It is the same as a code-point for code-point comparison, that is to say one that pays no attention to case-folding, cultural orderings, composition, or anything other than the Unicode value.
This is pretty useless when considering strings as a piece of human-readable text, but sometimes you just want to be able to put the strings into an ordering, as some algorithms (binary search as you say) need a consistent ordering, but the details of that consistent ordering is not significant.
It is important to note though, that the ordinal comparison on strings offered by .NET works on the UTF-16 used internally which does not maintain code-point ordering.
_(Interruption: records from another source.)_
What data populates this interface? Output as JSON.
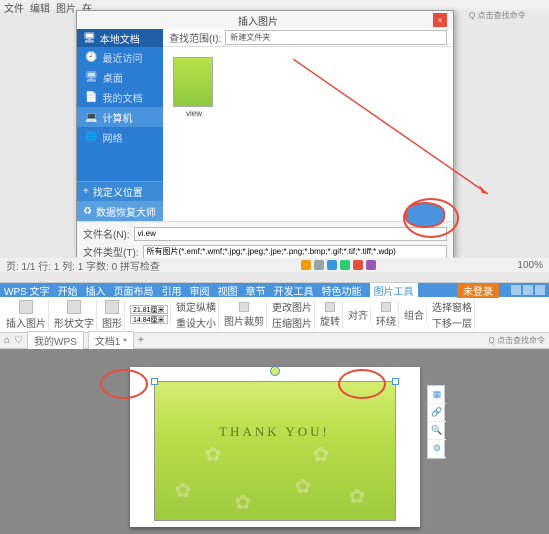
{
  "top": {
    "menu": [
      "文件",
      "编辑",
      "图片",
      "在..."
    ],
    "right_hint": "Q 点击查找命令"
  },
  "dialog": {
    "title": "插入图片",
    "close": "×",
    "path_label": "查找范围(I):",
    "path_value": "新建文件夹",
    "sidebar_header": "本地文档",
    "sidebar": [
      {
        "icon": "history-icon",
        "label": "最近访问"
      },
      {
        "icon": "desktop-icon",
        "label": "桌面"
      },
      {
        "icon": "docs-icon",
        "label": "我的文档"
      },
      {
        "icon": "computer-icon",
        "label": "计算机"
      },
      {
        "icon": "network-icon",
        "label": "网络"
      }
    ],
    "sidebar_btn1": "找定义位置",
    "sidebar_btn2": "数据恢复大师",
    "thumb_name": "view",
    "filename_label": "文件名(N):",
    "filename_value": "vi.ew",
    "filetype_label": "文件类型(T):",
    "filetype_value": "所有图片(*.emf;*.wmf;*.jpg;*.jpeg;*.jpe;*.png;*.bmp;*.gif;*.tif;*.tiff;*.wdp)"
  },
  "status": {
    "left": "页: 1/1  行: 1  列: 1  字数: 0  拼写检查",
    "right": "100%"
  },
  "wps": {
    "title": "WPS 文字",
    "tabs": [
      "开始",
      "插入",
      "页面布局",
      "引用",
      "审阅",
      "视图",
      "章节",
      "开发工具",
      "特色功能",
      "图片工具"
    ],
    "login": "未登录",
    "toolbar": {
      "insert_pic": "插入图片",
      "insert_txt": "形状文字",
      "shape": "图形",
      "sel_height": "21.81厘米",
      "sel_width": "14.84厘米",
      "lock": "锁定纵横",
      "reset": "重设大小",
      "crop": "图片裁剪",
      "change": "更改图片",
      "compress": "压缩图片",
      "rotate": "旋转",
      "align": "对齐",
      "wrap": "环绕",
      "combine": "组合",
      "select": "选择窗格",
      "below": "下移一层"
    },
    "doc_tabs": {
      "home": "我的WPS",
      "doc": "文档1 *"
    },
    "tabs_right": "Q 点击查找命令",
    "pic_text": "THANK YOU!"
  }
}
If we compare a string with just the character U+FF61 and a string with just the character U+10002, then .NET will store the latter as surrogate pairs, of 0xD800 and 0XDC02.
string.Compare("\U0000ff61", "\U00010002", StringComparison.Ordinal);
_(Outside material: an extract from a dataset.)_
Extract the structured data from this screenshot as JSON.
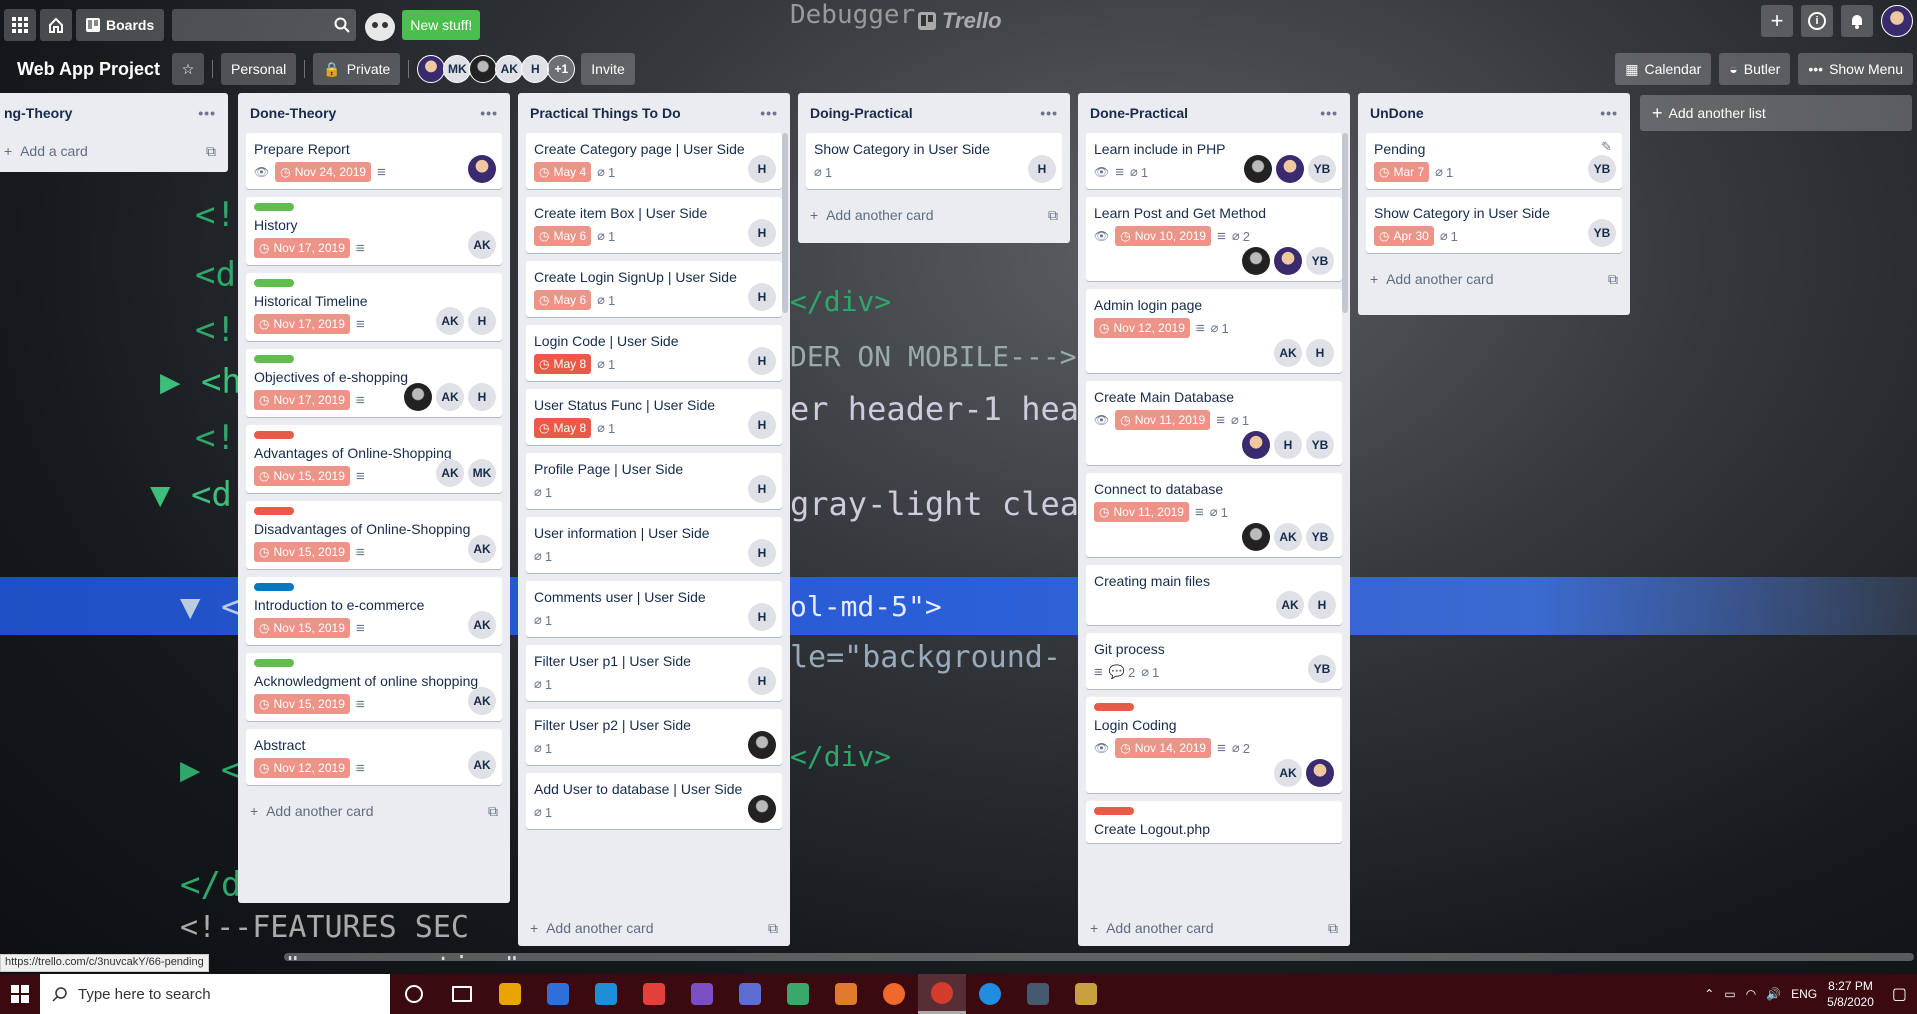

both return values great than zero, even though the former is lower in code-point value than the latter (I used the \U form rather than the \u form to make that clearer).
If by "the actual unicode strings" you mean the .NET UTF-16 strings, then the answer to your question is no, for the opposite reason to that which led to your thinking it might work.